## WORK ORDER
Omit every picture while repeating the entries exactly.
-- Opening Marker --
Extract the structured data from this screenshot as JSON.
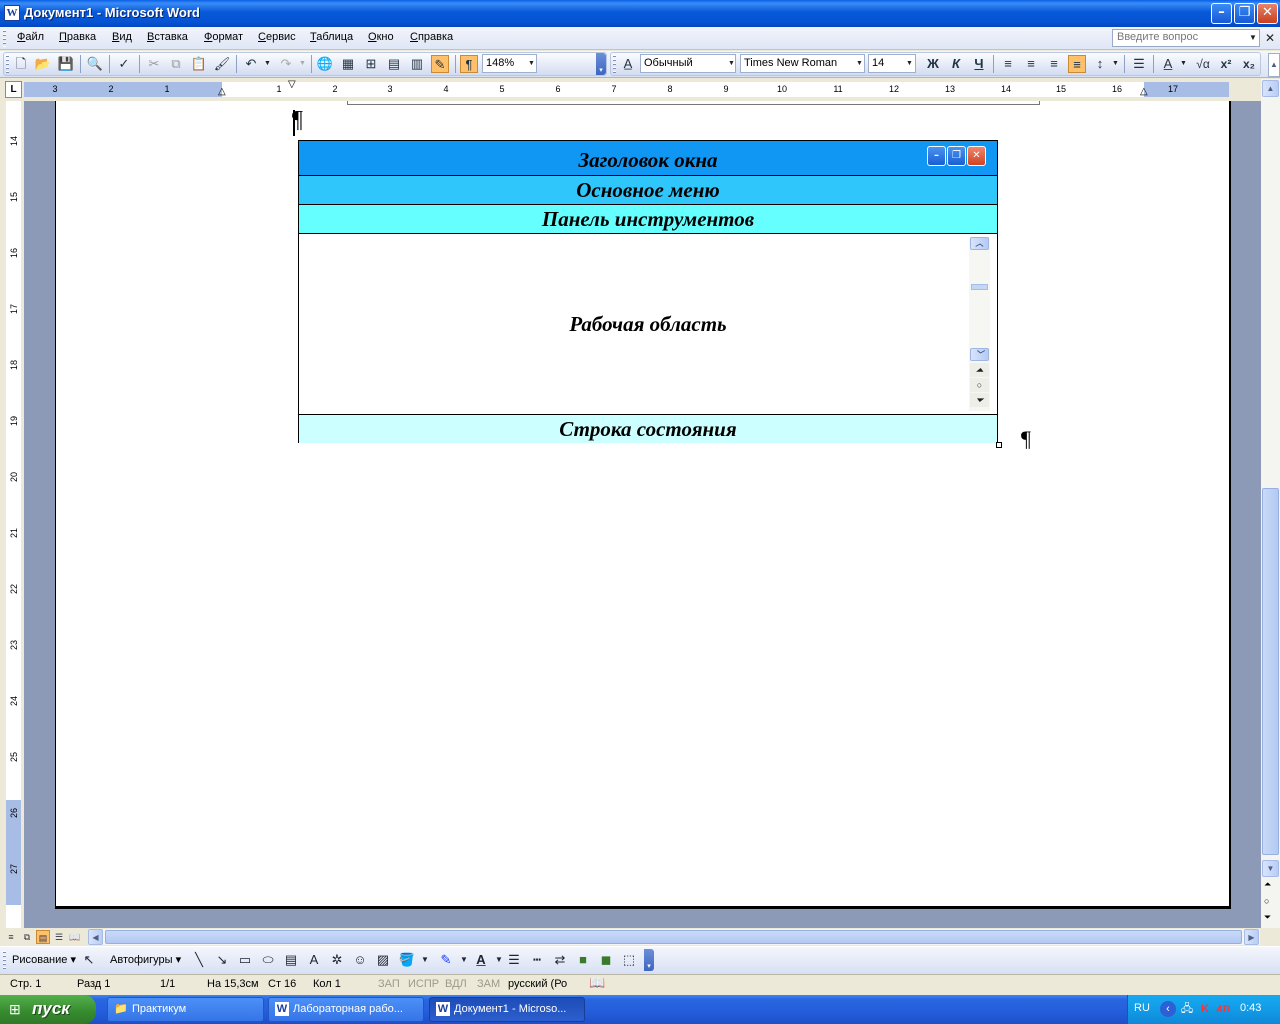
{
  "window": {
    "title": "Документ1 - Microsoft Word",
    "app_icon": "W",
    "minimize_icon": "minimize-icon",
    "restore_icon": "restore-icon",
    "close_icon": "close-icon"
  },
  "menu": {
    "items": [
      "Файл",
      "Правка",
      "Вид",
      "Вставка",
      "Формат",
      "Сервис",
      "Таблица",
      "Окно",
      "Справка"
    ],
    "help_placeholder": "Введите вопрос"
  },
  "toolbar": {
    "zoom": "148%",
    "style": "Обычный",
    "font": "Times New Roman",
    "size": "14",
    "bold": "Ж",
    "italic": "К",
    "underline": "Ч",
    "superscript": "x²",
    "subscript": "x₂",
    "pilcrow": "¶"
  },
  "ruler": {
    "corner": "L",
    "numbers": [
      "3",
      "2",
      "1",
      "1",
      "2",
      "3",
      "4",
      "5",
      "6",
      "7",
      "8",
      "9",
      "10",
      "11",
      "12",
      "13",
      "14",
      "15",
      "16",
      "17"
    ],
    "vertical_numbers": [
      "14",
      "15",
      "16",
      "17",
      "18",
      "19",
      "20",
      "21",
      "22",
      "23",
      "24",
      "25",
      "26",
      "27"
    ]
  },
  "diagram": {
    "title_bar": "Заголовок окна",
    "main_menu": "Основное меню",
    "toolbar": "Панель инструментов",
    "work_area": "Рабочая область",
    "status_bar": "Строка состояния",
    "pilcrow": "¶"
  },
  "drawing_toolbar": {
    "drawing": "Рисование",
    "autoshapes": "Автофигуры"
  },
  "status": {
    "page": "Стр. 1",
    "section": "Разд 1",
    "pages": "1/1",
    "at": "На 15,3см",
    "line": "Ст 16",
    "col": "Кол 1",
    "rec": "ЗАП",
    "trk": "ИСПР",
    "ext": "ВДЛ",
    "ovr": "ЗАМ",
    "language": "русский (Ро"
  },
  "taskbar": {
    "start": "пуск",
    "tasks": [
      {
        "label": "Практикум",
        "icon": "folder-icon"
      },
      {
        "label": "Лабораторная рабо...",
        "icon": "word-icon"
      },
      {
        "label": "Документ1 - Microso...",
        "icon": "word-icon"
      }
    ],
    "lang": "RU",
    "clock": "0:43"
  }
}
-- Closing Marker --
## OUTPUT OF THE EXERCISE
Extract the structured data from this screenshot as JSON.
{
  "window": {
    "title": "Документ1 - Microsoft Word",
    "app_icon": "W",
    "minimize_icon": "minimize-icon",
    "restore_icon": "restore-icon",
    "close_icon": "close-icon"
  },
  "menu": {
    "items": [
      "Файл",
      "Правка",
      "Вид",
      "Вставка",
      "Формат",
      "Сервис",
      "Таблица",
      "Окно",
      "Справка"
    ],
    "help_placeholder": "Введите вопрос"
  },
  "toolbar": {
    "zoom": "148%",
    "style": "Обычный",
    "font": "Times New Roman",
    "size": "14",
    "bold": "Ж",
    "italic": "К",
    "underline": "Ч",
    "superscript": "x²",
    "subscript": "x₂",
    "pilcrow": "¶"
  },
  "ruler": {
    "corner": "L",
    "numbers": [
      "3",
      "2",
      "1",
      "1",
      "2",
      "3",
      "4",
      "5",
      "6",
      "7",
      "8",
      "9",
      "10",
      "11",
      "12",
      "13",
      "14",
      "15",
      "16",
      "17"
    ],
    "vertical_numbers": [
      "14",
      "15",
      "16",
      "17",
      "18",
      "19",
      "20",
      "21",
      "22",
      "23",
      "24",
      "25",
      "26",
      "27"
    ]
  },
  "diagram": {
    "title_bar": "Заголовок окна",
    "main_menu": "Основное меню",
    "toolbar": "Панель инструментов",
    "work_area": "Рабочая область",
    "status_bar": "Строка состояния",
    "pilcrow": "¶"
  },
  "drawing_toolbar": {
    "drawing": "Рисование",
    "autoshapes": "Автофигуры"
  },
  "status": {
    "page": "Стр. 1",
    "section": "Разд 1",
    "pages": "1/1",
    "at": "На 15,3см",
    "line": "Ст 16",
    "col": "Кол 1",
    "rec": "ЗАП",
    "trk": "ИСПР",
    "ext": "ВДЛ",
    "ovr": "ЗАМ",
    "language": "русский (Ро"
  },
  "taskbar": {
    "start": "пуск",
    "tasks": [
      {
        "label": "Практикум",
        "icon": "folder-icon"
      },
      {
        "label": "Лабораторная рабо...",
        "icon": "word-icon"
      },
      {
        "label": "Документ1 - Microso...",
        "icon": "word-icon"
      }
    ],
    "lang": "RU",
    "clock": "0:43"
  }
}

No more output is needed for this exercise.